- Water: A mister, dripling fountain, or shallow bird bath provides drinking and bathing opportunities. Having water in both sunny and shaded areas is ideal.
Attracting Hummingbirds to Your Yard
Here are some useful tips to draw hummingbirds to your outdoor space:
- Plant a variety of nectar-producing flowers in red, orange, pink, or purple hues. Cluster plantings together.
- Use special hummingbird feeders with sugar water (1 part sugar to 4 parts water). Place in open areas.
- Consider adding a hummingbird bath or mister for water sources. Change nectar and water frequently.
- Avoid using pesticides which can be toxic to hummingbirds. Practice organic gardening methods.
- Place perching sites like dead branches or shepherd hooks near feeders so the birds can rest.
- Be patient! It may take time for hummingbirds to discover new feeders. Keep them freshly stocked.
Top Places to See Hummingbirds in Georgia
Some prime spots across Georgia to observe hummingbirds include: Hummingbirds in Georgia are primarily the ruby-throated variety, though other species have been spotted rarely.
Smithgall Woods State Park
This park in the northern Georgia mountains contains thousands of acres of prime hummingbird habitat, including wildflower meadows and dense forest. Nesting species like ruby-throats abound.
Atlanta Botanical Garden
The lush gardens contain ideal nectar plants.
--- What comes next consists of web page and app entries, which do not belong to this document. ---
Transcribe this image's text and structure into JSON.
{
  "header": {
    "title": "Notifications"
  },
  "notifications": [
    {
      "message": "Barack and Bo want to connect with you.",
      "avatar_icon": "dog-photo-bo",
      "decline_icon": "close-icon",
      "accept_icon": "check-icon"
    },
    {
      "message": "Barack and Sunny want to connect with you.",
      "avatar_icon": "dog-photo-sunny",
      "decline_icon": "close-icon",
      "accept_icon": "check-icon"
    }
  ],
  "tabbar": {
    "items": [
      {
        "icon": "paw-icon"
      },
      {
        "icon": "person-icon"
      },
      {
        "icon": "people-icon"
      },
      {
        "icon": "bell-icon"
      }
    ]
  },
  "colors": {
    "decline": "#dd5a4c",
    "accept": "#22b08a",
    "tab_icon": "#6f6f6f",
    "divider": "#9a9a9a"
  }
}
Many visitor areas also have dedicated hummingbird feeders and gardens to spot these tiny birds.
From mid-April through October, hundreds of hummingbird feeders are placed around Callaway Gardens, attracting droves of hummingbirds, especially ruby-throats.
Amicalola Falls State Park
The mountains around Amicalola Falls offer migrating and breeding habitat for species like ruby-throats and rufous hummingbirds.
Okefenokee National Wildlife Refuge
In spring and fall, rufous hummingbirds can be seen migrating through this vast wetland area. The refuge contains scrub habitats where they rest and refuel.
FAQs about Hummingbirds in Georgia
How long do hummingbirds live?
Most hummingbird species live 3-5 years. The oldest known ruby-throated hummingbird was over 12 years old.
How do hummingbirds survive winter?
Ruby-throats and rufous hummingbirds migrate south to Mexico and Central America for the winter. Species like Anna’s hummingbird can tolerate very cold nights in their West Coast winting grounds.
What time of year do hummingbirds arrive in Georgia?
Ruby-throats arrive in March-April as they move north to breeding grounds. Rufous hummingbirds pass through during spring and fall migrations in April-May and August-September.
Do hummingbird feeders need to be taken down in winter?
Yes, take down feeders by early November or when hummingbird activity stops. This prevents dependency on an artificial food source during their migration period.
How often should hummingbird nectar be changed?
Nectar should be changed every 2-3 days in hot weather and every 5 days in cooler temperatures to prevent spoilage. Keep feeders clean to avoid disease.
From the dazzling ruby-throated hummingbirds that nest in backyards to rare visitors like rufous and Allen’s hummingbirds, Georgia provides diverse habitats to attract these energetic birds across the state. By landscaping with their needs in mind and putting up feeders, you can invite these tiny pollinators to bring joy to your outdoor space as they migrate across Georgia each year.